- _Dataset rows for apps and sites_
****************
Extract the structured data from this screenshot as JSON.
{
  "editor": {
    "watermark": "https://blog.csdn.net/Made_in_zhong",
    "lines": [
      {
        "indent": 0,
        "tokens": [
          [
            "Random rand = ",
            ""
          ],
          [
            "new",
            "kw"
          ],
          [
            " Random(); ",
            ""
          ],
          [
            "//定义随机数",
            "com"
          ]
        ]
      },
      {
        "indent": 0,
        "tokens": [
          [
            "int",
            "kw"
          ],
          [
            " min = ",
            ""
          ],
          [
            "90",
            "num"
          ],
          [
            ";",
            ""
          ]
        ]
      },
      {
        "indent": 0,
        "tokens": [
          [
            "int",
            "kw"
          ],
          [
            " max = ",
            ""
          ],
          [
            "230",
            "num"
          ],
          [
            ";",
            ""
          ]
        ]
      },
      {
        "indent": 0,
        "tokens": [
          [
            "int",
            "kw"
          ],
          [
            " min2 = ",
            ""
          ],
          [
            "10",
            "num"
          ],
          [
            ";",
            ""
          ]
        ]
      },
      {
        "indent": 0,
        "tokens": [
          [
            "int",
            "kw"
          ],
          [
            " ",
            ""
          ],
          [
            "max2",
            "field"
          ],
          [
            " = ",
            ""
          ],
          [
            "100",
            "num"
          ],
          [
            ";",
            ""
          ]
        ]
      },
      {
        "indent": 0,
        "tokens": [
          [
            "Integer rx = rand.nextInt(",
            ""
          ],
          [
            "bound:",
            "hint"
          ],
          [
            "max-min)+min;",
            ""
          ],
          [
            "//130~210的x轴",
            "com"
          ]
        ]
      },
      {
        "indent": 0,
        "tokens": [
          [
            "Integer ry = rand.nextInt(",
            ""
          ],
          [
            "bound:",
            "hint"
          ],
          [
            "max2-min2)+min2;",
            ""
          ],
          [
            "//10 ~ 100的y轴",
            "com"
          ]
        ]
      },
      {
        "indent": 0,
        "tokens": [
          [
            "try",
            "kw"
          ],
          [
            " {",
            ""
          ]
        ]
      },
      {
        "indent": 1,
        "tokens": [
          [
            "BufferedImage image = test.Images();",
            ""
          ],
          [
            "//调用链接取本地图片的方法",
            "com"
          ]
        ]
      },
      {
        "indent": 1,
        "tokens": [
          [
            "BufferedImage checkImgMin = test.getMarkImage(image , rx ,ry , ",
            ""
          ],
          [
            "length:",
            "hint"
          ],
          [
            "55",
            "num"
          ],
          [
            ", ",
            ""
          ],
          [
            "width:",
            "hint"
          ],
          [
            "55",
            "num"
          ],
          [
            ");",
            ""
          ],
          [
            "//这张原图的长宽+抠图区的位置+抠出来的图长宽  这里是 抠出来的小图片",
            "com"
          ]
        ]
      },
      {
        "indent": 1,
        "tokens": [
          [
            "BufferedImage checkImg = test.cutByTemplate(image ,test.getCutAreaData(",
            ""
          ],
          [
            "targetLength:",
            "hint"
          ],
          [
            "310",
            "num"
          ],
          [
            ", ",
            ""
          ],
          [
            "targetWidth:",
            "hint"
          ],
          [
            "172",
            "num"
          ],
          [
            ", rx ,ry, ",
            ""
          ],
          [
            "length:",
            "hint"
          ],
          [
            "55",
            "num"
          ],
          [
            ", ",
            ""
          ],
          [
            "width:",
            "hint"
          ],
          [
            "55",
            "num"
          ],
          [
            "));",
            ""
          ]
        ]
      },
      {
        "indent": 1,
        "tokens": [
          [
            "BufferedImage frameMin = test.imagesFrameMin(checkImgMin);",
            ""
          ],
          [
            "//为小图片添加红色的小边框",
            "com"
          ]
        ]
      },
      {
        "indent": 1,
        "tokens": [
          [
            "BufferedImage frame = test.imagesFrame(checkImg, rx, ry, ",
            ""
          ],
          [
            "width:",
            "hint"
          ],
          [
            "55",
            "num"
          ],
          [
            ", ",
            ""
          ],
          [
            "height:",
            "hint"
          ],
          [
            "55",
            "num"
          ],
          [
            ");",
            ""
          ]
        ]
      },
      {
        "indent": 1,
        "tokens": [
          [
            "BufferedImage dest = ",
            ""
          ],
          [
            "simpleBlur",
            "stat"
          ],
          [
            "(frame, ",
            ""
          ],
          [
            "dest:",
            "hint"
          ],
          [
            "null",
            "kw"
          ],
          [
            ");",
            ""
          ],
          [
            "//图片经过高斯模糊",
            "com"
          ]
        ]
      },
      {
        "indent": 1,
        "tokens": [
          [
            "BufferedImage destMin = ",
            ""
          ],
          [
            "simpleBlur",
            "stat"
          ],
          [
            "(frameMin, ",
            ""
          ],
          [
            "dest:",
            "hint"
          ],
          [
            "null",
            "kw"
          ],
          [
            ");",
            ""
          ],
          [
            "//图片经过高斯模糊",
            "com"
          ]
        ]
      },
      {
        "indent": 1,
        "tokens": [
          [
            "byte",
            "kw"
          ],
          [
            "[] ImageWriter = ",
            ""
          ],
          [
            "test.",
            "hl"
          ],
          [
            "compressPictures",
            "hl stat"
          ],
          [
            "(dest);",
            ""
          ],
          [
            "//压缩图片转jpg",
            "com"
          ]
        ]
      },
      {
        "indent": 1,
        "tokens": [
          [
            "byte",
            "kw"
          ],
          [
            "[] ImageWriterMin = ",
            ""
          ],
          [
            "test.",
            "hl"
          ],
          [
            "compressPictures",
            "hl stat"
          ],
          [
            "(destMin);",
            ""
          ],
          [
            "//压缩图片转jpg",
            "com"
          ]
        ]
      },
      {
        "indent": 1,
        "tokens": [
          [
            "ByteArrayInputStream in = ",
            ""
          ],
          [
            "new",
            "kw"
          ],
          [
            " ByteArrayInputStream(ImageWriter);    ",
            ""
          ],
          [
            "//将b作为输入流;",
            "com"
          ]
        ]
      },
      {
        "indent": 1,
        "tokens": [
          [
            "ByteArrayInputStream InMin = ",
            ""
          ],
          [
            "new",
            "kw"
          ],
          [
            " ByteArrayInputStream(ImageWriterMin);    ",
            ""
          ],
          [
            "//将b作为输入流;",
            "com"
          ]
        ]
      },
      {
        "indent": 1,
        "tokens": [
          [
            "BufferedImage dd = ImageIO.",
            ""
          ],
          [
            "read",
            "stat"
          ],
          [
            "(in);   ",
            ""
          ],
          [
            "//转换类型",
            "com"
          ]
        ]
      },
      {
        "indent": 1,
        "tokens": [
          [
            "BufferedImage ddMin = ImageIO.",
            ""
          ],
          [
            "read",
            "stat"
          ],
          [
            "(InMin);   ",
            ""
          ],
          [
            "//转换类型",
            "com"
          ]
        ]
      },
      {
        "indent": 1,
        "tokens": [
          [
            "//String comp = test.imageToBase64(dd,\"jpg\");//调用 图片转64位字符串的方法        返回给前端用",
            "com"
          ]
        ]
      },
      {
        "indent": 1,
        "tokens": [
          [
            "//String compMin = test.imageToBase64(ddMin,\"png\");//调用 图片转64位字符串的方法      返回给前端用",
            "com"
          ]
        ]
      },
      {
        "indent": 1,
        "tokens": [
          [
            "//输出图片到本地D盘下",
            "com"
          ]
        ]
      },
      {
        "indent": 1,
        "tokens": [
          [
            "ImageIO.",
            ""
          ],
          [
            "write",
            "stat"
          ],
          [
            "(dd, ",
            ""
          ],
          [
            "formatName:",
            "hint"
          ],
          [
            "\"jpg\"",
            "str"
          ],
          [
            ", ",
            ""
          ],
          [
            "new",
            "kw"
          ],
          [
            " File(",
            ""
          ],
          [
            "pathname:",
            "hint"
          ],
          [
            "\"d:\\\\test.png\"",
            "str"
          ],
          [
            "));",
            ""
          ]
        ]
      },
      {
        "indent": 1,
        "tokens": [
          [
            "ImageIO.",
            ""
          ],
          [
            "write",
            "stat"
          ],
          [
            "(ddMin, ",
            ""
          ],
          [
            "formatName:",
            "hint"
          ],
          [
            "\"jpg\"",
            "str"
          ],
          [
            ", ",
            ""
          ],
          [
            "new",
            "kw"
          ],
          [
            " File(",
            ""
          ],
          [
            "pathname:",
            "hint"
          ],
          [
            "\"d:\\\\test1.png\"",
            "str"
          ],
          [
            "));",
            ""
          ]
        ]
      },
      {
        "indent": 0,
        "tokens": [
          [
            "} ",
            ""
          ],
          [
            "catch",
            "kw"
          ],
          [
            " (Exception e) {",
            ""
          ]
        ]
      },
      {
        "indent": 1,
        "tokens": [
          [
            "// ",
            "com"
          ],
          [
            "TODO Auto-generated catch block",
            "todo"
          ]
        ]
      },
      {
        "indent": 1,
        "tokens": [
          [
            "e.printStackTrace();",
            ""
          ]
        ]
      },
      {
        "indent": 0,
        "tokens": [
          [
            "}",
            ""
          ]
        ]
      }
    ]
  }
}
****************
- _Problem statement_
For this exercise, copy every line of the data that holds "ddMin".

- _Worked solution_
            "BufferedImage ddMin = ImageIO.",
            "//String compMin = test.imageToBase64(ddMin,\"png\");//调用 图片转64位字符串的方法      返回给前端用",
            "(ddMin, ",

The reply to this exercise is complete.